Zuckerman asked Van Dijck how unpredictability fits into the use of big data to sort out the world statistically. “We can predict most people’s movements eighty percent of the time, but nothing is preventing me from walking away from the stage right now,” he said. “How does unpredictability creep into the digital media space?”
Van Dijck replied that this issue exemplifies the fact that the answers we receive from any query rely on what questions we ask. This makes it difficult to prepare for truly unexpected events, she said: “Things have to be designed in. Questions have to be designed in. There’s a misplaced faith in the possibility of being able to predict everything in advance and do it in advance and prevent it.”
Zuckerman noted a project imagined by one of his colleagues that would install sound-activated cameras in conflict-ridden zones. In theory, loud noises, like gunfire, would trigger the cameras, creating a record of anomalous events. But -- as the thought experiment is intended to demonstrate -- loud noises are more common than we think, and the cameras would likely end up recording a lot of business as usual.
“Looking for the exception is harder than it seems,” he said. “Cars backfire even in war zones.”
Audience Question and Audience
One audience member asked on what grounds we can take confidence in interpretations of large data sets. Is it even possible to develop a hermeneutics of big data, or is this a fantasy?
Van Dijck described an experience in which an information scientist showed her a set of data that tracked people using certain search queries online. The information scientist noted a pattern in which people who searched for “mortgage” later searched for “interior design,” then “garden.” But when she looked at the same data, Van Dijck said, she saw a different pattern: “mortgage,” then “bankruptcy,” then “YMCA.”
“It was the same set of data,” she said, “but with totally different interpretations of what they meant.”
The same audience member also asked how “sousveillance,” or observing from below, relates in practice to surveillance by the government and other large institutions.

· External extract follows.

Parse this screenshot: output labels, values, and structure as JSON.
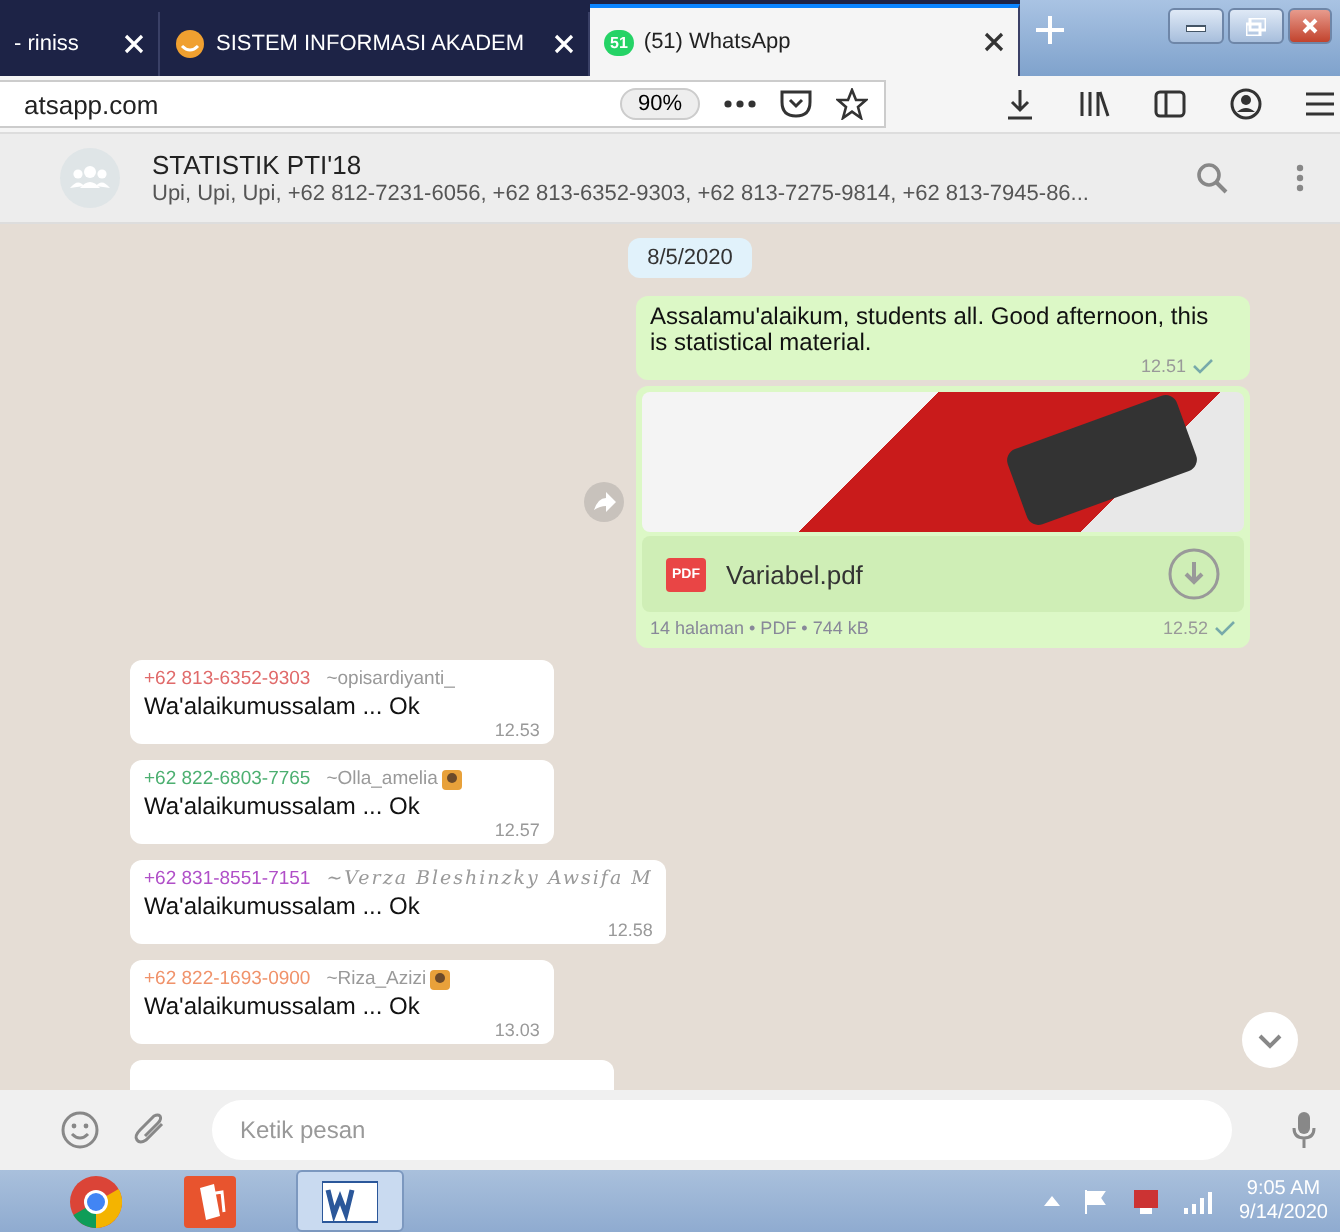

Gates said that the aftermath of the Boston Marathon bombing demonstrated the limitations of crowdsourcing for criminal investigation. After the marathon, the FBI asked citizens to send in photographs and videos taken that day; at the same time, crowds of amateur sleuths on the internet pored over the same footage online. As it turned out, the internet was able to provide very little help in solving the crime. (The popular social networking website Reddit initially identified the wrong man as a suspect.) “Crowdsourcing didn’t have the same capacities to sift through the data as the FBI,” Gates said. “So crowdsourcing and ‘sous-veillance’ don’t create a level playing field.”
Another audience member asked the panelists to discuss the potential downsides of the “collection of big data by government agencies.”
Gates and Zuckerman noted that big data often produces inaccuracies, and that it may paint a picture of us that, as Gates put it, “doesn’t quite match how we view ourselves.” Zuckerman said a data service has “determined” that he is “unmarried, make about one fifth of my income, am a gun owner, and am a Republican.” (These details present a very poor picture of the real Ethan Zuckerman.)
Van Dijck asked the panel whether it would help society for citizens to make a point of learning more about statistics. “Should we train people in data literacy?” she asked.
“With questions of terror and threats, our innumeracy about risk is an enormous piece of the picture,” Zuckerman said. Would the columnists who write in favor of more surveillance “be making the same point if we had, as a public, a better sense of how exceedingly rare public acts of violence are compared with handgun shootings?”
Gates argued that statistical knowledge will never be sufficient to counter the visual power of acts of terrorism: “The power of images can always counter our rational knowledge of how rare these events are.”